[EXERCISE DETAILS]
Write all of the entries out again exactly, but not the images.

[INPUT]
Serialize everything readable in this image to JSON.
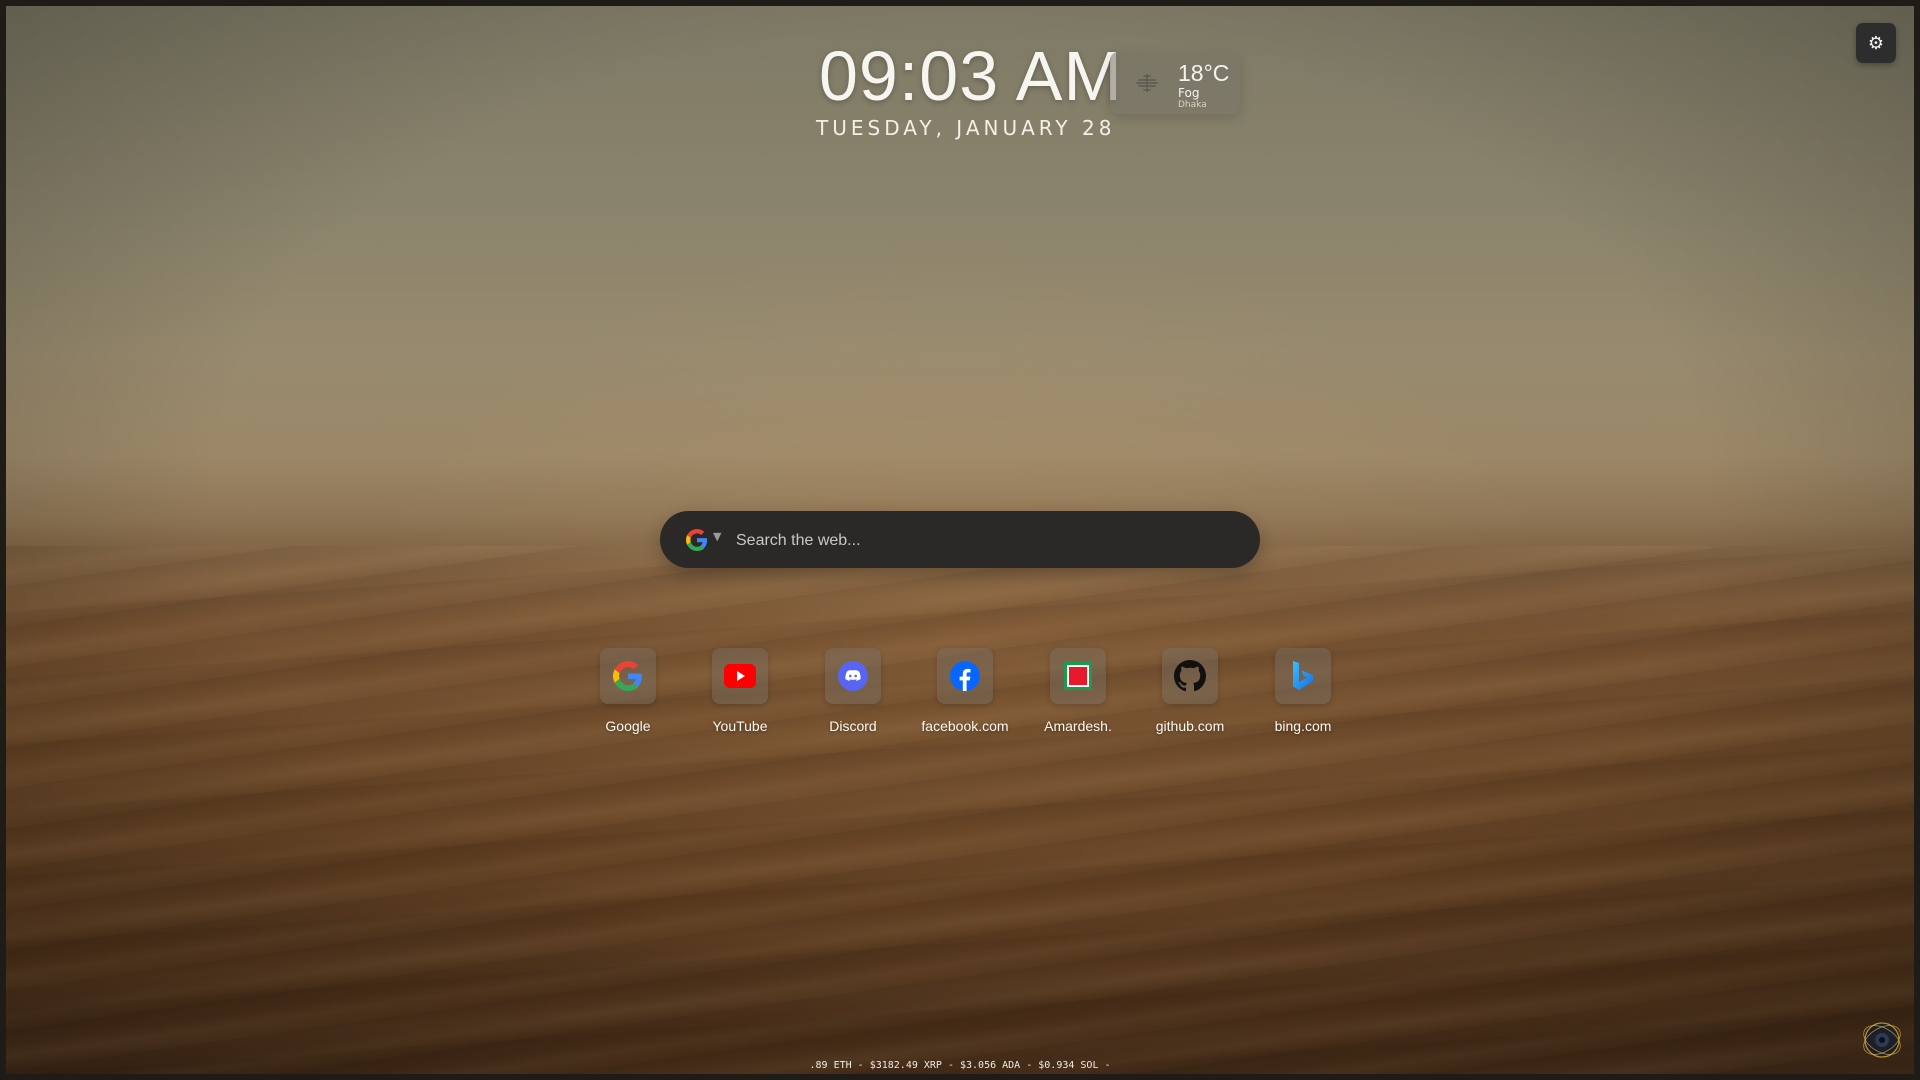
{
  "clock": {
    "time": "09:03 AM",
    "date": "TUESDAY, JANUARY 28"
  },
  "weather": {
    "temperature": "18°C",
    "condition": "Fog",
    "city": "Dhaka",
    "icon": "fog-icon"
  },
  "settings": {
    "icon": "gear-icon",
    "glyph": "⚙"
  },
  "search": {
    "engine_icon": "google-icon",
    "caret": "▼",
    "placeholder": "Search the web..."
  },
  "shortcuts": [
    {
      "label": "Google",
      "icon": "google-icon"
    },
    {
      "label": "YouTube",
      "icon": "youtube-icon"
    },
    {
      "label": "Discord",
      "icon": "discord-icon"
    },
    {
      "label": "facebook.com",
      "icon": "facebook-icon"
    },
    {
      "label": "Amardesh.",
      "icon": "amardesh-icon"
    },
    {
      "label": "github.com",
      "icon": "github-icon"
    },
    {
      "label": "bing.com",
      "icon": "bing-icon"
    }
  ],
  "ticker": {
    "text": ".89 ETH - $3182.49 XRP - $3.056 ADA - $0.934 SOL -"
  },
  "colors": {
    "search_bg": "#2a2928",
    "settings_bg": "#2d2d2d",
    "youtube_red": "#ff0000",
    "discord_blurple": "#5865f2",
    "facebook_blue": "#0866ff"
  }
}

[EXPECTED OUTPUT]
Serialize everything readable in this image to JSON.
{
  "clock": {
    "time": "09:03 AM",
    "date": "TUESDAY, JANUARY 28"
  },
  "weather": {
    "temperature": "18°C",
    "condition": "Fog",
    "city": "Dhaka",
    "icon": "fog-icon"
  },
  "settings": {
    "icon": "gear-icon",
    "glyph": "⚙"
  },
  "search": {
    "engine_icon": "google-icon",
    "caret": "▼",
    "placeholder": "Search the web..."
  },
  "shortcuts": [
    {
      "label": "Google",
      "icon": "google-icon"
    },
    {
      "label": "YouTube",
      "icon": "youtube-icon"
    },
    {
      "label": "Discord",
      "icon": "discord-icon"
    },
    {
      "label": "facebook.com",
      "icon": "facebook-icon"
    },
    {
      "label": "Amardesh.",
      "icon": "amardesh-icon"
    },
    {
      "label": "github.com",
      "icon": "github-icon"
    },
    {
      "label": "bing.com",
      "icon": "bing-icon"
    }
  ],
  "ticker": {
    "text": ".89 ETH - $3182.49 XRP - $3.056 ADA - $0.934 SOL -"
  },
  "colors": {
    "search_bg": "#2a2928",
    "settings_bg": "#2d2d2d",
    "youtube_red": "#ff0000",
    "discord_blurple": "#5865f2",
    "facebook_blue": "#0866ff"
  }
}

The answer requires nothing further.